Honestly, I think the most damaging thing is that pastors place ALL the responsibility on the wife’s shoulders to do things to “change him.” It never works. What’s really needed is swift and strong action against him- if just one person had looked at my ex and said “You are NOT going to treat her this way or there will be consequences” and then did exactly that—he wouldn’t have continued, then and now. His arrogance was fed in my former church—he still attends because it’s safe for him. He’s still abusive, and unrepentant.

This statement is loaded with truth. Studies show that abusers do not spontaneously change without strong intervention. In fact, every survivor I’ve ever met told me that the more they tried to appease their abusers, the worse things got. I know it was true for me when I was in it. The few times I’ve seen lasting reconciliation after domestic abuse, there was a long period of separation with lots of individual counseling and accountability for the abuser. Counsel that puts the burden of change on the victim not only kills any chance of overcoming abuse, but it could also get someone killed. At an advocacy training I attended this past summer, one of the other advocates shared a story that happened in her hometown. A local pastor told a victim in his congregation that she had to reconcile with her abusive husband, and shortly after her return her husband killed her. Why are counselors and pastors willing to take such risks with their counsel?

I have to conclude that most just lack the knowledge to provide effective intervention, because they operate under several faulty assumptions. 1) They believe that abuse is provoked or that it’s just the result of heated tempers on the part of both parties– rather than a pattern of coercive control on the part of the abusive partner. 2) They believe domestic violence is a marital problem– rather than the responsibility of the one choosing the violence. 3) They don’t consider a destructive relationship abusive unless there is physical abuse– even though domestic violence experts have identified a pattern of “nonphysical” behaviors that can clearly indicate lethality.
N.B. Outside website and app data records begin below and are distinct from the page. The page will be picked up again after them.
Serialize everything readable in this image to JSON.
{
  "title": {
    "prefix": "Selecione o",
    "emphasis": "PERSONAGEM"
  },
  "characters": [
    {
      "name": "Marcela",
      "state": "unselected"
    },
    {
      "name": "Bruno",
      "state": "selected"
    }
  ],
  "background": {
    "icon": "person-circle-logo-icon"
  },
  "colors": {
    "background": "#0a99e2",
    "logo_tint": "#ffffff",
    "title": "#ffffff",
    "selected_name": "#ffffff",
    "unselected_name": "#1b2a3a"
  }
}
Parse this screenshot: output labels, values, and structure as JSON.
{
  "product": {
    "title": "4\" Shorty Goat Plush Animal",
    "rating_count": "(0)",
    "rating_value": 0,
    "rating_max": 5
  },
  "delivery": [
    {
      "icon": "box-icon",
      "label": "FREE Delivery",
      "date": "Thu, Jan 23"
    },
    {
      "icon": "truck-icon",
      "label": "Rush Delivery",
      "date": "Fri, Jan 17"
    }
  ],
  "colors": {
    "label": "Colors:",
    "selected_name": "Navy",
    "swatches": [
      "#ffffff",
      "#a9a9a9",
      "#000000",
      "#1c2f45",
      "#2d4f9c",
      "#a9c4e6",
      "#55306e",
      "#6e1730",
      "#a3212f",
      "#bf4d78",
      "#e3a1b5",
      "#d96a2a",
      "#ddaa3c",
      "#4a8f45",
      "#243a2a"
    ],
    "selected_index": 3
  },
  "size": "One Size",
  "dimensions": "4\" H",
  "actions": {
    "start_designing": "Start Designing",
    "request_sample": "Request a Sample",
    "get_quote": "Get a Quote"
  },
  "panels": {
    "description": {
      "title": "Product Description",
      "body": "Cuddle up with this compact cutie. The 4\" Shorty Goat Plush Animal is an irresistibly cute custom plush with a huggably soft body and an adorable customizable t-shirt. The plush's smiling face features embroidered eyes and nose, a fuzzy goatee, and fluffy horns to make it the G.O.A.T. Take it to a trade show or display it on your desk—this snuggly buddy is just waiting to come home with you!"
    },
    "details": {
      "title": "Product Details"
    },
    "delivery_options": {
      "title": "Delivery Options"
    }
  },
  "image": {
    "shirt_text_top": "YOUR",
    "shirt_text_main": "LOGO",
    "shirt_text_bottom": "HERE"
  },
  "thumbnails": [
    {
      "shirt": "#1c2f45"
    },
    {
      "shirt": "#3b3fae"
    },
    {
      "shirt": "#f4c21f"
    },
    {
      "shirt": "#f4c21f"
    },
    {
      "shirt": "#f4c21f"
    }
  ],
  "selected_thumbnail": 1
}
None of these flawed conclusions are grounded in truth or empirical evidence, but are unfounded notions based on outward appearances.

The truth is that abusive people usually have two personas– one that is seen in public and another that is only seen in private. Abusers are very often charming and likable to outsiders, but cruel and demanding at home. Sadly they are able to instill so much fear in their victims that they help hide the truth. In fact, often they hide it so well that when they come forward people automatically doubt their stories. It is difficult to discern the truth without specific training in the dynamics of abuse.

Victims may also fear telling the truth about what goes on at home to their religious leaders because of their beliefs. Many times pastors and Christian counselors make marriage the priority in their counseling, rather than the safety and welfare of victims and their children. It seems the modern church has learned to elevate marriage over people, even as the religious leaders in Jesus’ time elevated the Sabbath. In our zeal we forget that marriage was made for people and not people for marriage, as Jesus reminded the Pharisees about the Sabbath (Mk. 2:27).

Recently I heard an ultimate example of such religious zeal when I spoke to a dear woman who fled to a local shelter for safety after her husband brutally attacked her. The shelter did a lethality assessment, and she was told the chances of her husband killing her was very high. Less than six months out, her church is telling her that she must reconcile with her husband, even though there have been no signs of true repentance or heart change. They’re focusing their counsel with her on how to stop provoking him. I’ve tried to convince her to stop the counseling with her church, but she won’t. All I can do is pray that she will break free before their foolish and deadly counsel does irreparable harm.

Won’t you join me in prayer for her and the thousands of victims who receive this sort of counsel each year? Better yet, join me in raising your voices to help increase awareness by sharing this post.